Authoritarian Belarusian ruler Alexander Lukashenko has recognized the annexed Ukrainian Black Sea peninsula of Crimea as Russian for the first time after a long period of hesitation.
“Crimea is … de facto a Russian Crimea,” Lukashenko said in an interview with the Russian state agency Ria Novosti, excerpts of which were published on Wednesday.
“After the referendum, Crimea also became Russian by right,” the 67-year-old said, referring to a controversial referendum in 2014 after which Russia annexed Crimea against international protest.
Russia’s Foreign Minister Sergei Lavrov stressed that “nothing has to be done and no laws have to be passed” for recognition.

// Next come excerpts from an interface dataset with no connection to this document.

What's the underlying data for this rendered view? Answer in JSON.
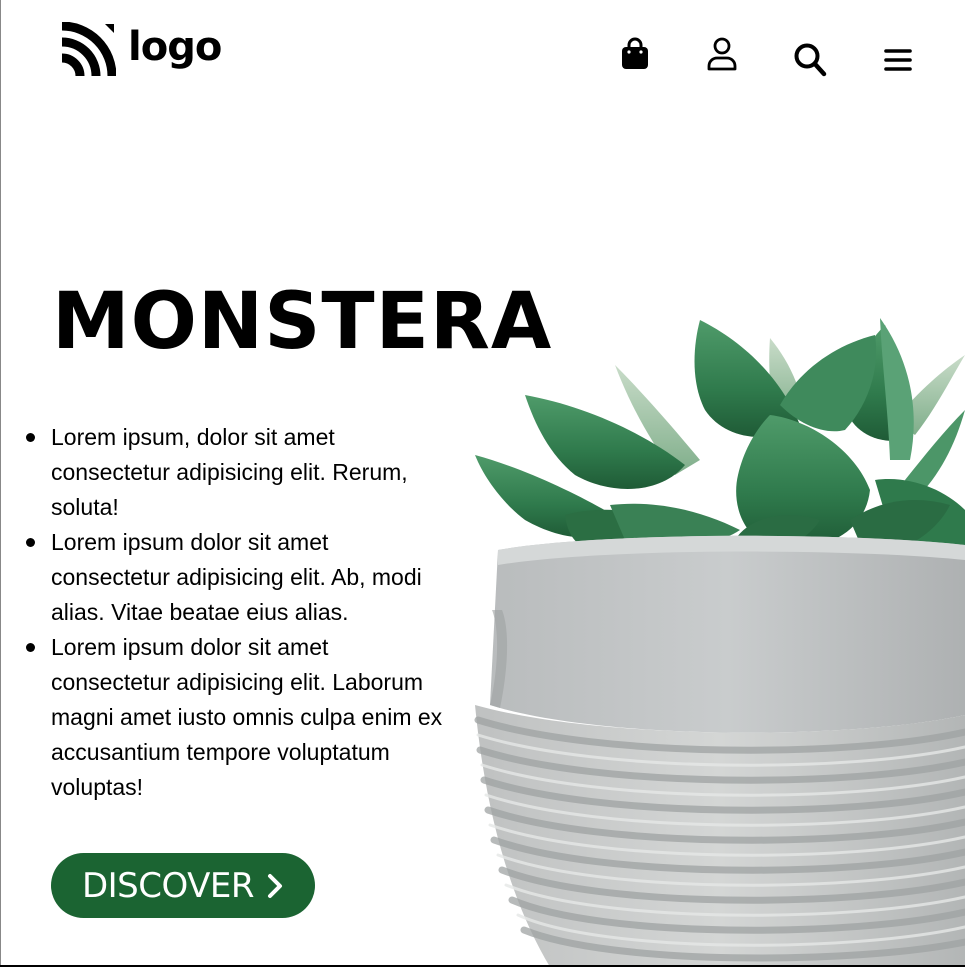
{
  "header": {
    "logo_text": "logo",
    "icons": {
      "bag": "shopping-bag-icon",
      "user": "user-icon",
      "search": "search-icon",
      "menu": "menu-icon"
    }
  },
  "hero": {
    "title": "MONSTERA",
    "features": [
      "Lorem ipsum, dolor sit amet consectetur adipisicing elit. Rerum, soluta!",
      "Lorem ipsum dolor sit amet consectetur adipisicing elit. Ab, modi alias. Vitae beatae eius alias.",
      "Lorem ipsum dolor sit amet consectetur adipisicing elit. Laborum magni amet iusto omnis culpa enim ex accusantium tempore voluptatum voluptas!"
    ],
    "cta_label": "DISCOVER"
  },
  "colors": {
    "accent": "#1b6432",
    "background": "#ffffff",
    "text": "#000000"
  }
}
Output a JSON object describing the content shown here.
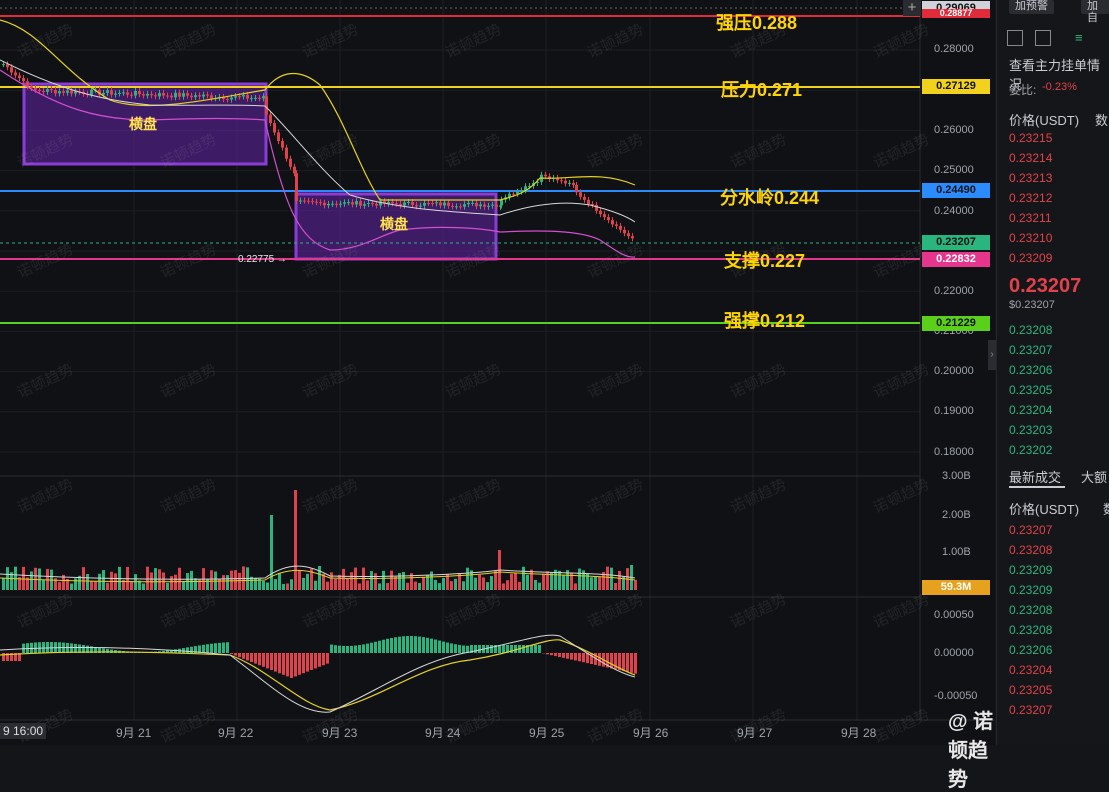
{
  "chart": {
    "price_axis": [
      "0.28000",
      "0.27000",
      "0.26000",
      "0.25000",
      "0.24000",
      "0.23000",
      "0.22000",
      "0.21000",
      "0.20000",
      "0.19000",
      "0.18000"
    ],
    "volume_axis": [
      "3.00B",
      "2.00B",
      "1.00B"
    ],
    "macd_axis": [
      "0.00050",
      "0.00000",
      "-0.00050"
    ],
    "dates": [
      "9 16:00",
      "9月 21",
      "9月 22",
      "9月 23",
      "9月 24",
      "9月 25",
      "9月 26",
      "9月 27",
      "9月 28"
    ],
    "pills": {
      "top": "0.29069",
      "strong_resist": "0.28877",
      "resist": "0.27129",
      "watershed": "0.24490",
      "last": "0.23207",
      "support": "0.22832",
      "strong_support": "0.21229",
      "volume": "59.3M"
    },
    "levels": {
      "strong_resist": "强压0.288",
      "resist": "压力0.271",
      "watershed": "分水岭0.244",
      "support": "支撑0.227",
      "strong_support": "强撑0.212"
    },
    "boxes": {
      "left": "横盘",
      "right": "横盘"
    },
    "low_marker": "0.22775 →",
    "watermark": "诺顿趋势",
    "brand": "@ 诺顿趋势",
    "colors": {
      "strong_resist": "#e02b3a",
      "resist": "#f2d21c",
      "watershed": "#2b8cff",
      "support": "#e5358c",
      "strong_support": "#5bd01a",
      "last": "#2bb57e",
      "box": "#8a3dd6"
    }
  },
  "panel": {
    "top_buttons": [
      "加预警",
      "加自"
    ],
    "depth_title": "查看主力挂单情况",
    "ratio_label": "委比:",
    "ratio_value": "-0.23%",
    "price_header": "价格(USDT)",
    "qty_header": "数",
    "asks": [
      "0.23215",
      "0.23214",
      "0.23213",
      "0.23212",
      "0.23211",
      "0.23210",
      "0.23209"
    ],
    "last_price": "0.23207",
    "last_price_usd": "$0.23207",
    "bids": [
      "0.23208",
      "0.23207",
      "0.23206",
      "0.23205",
      "0.23204",
      "0.23203",
      "0.23202"
    ],
    "tabs": [
      "最新成交",
      "大额"
    ],
    "trades_header": "价格(USDT)",
    "trades_qty": "数",
    "trades": [
      {
        "p": "0.23207",
        "side": "red"
      },
      {
        "p": "0.23208",
        "side": "red"
      },
      {
        "p": "0.23209",
        "side": "green"
      },
      {
        "p": "0.23209",
        "side": "green"
      },
      {
        "p": "0.23208",
        "side": "green"
      },
      {
        "p": "0.23208",
        "side": "green"
      },
      {
        "p": "0.23206",
        "side": "green"
      },
      {
        "p": "0.23204",
        "side": "red"
      },
      {
        "p": "0.23205",
        "side": "red"
      },
      {
        "p": "0.23207",
        "side": "red"
      }
    ]
  }
}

Ukrainian Foreign Minister Dmytro Kuleba, on the other hand, said that Lukashenko’s actions were what mattered – and warned Minsk against official recognition.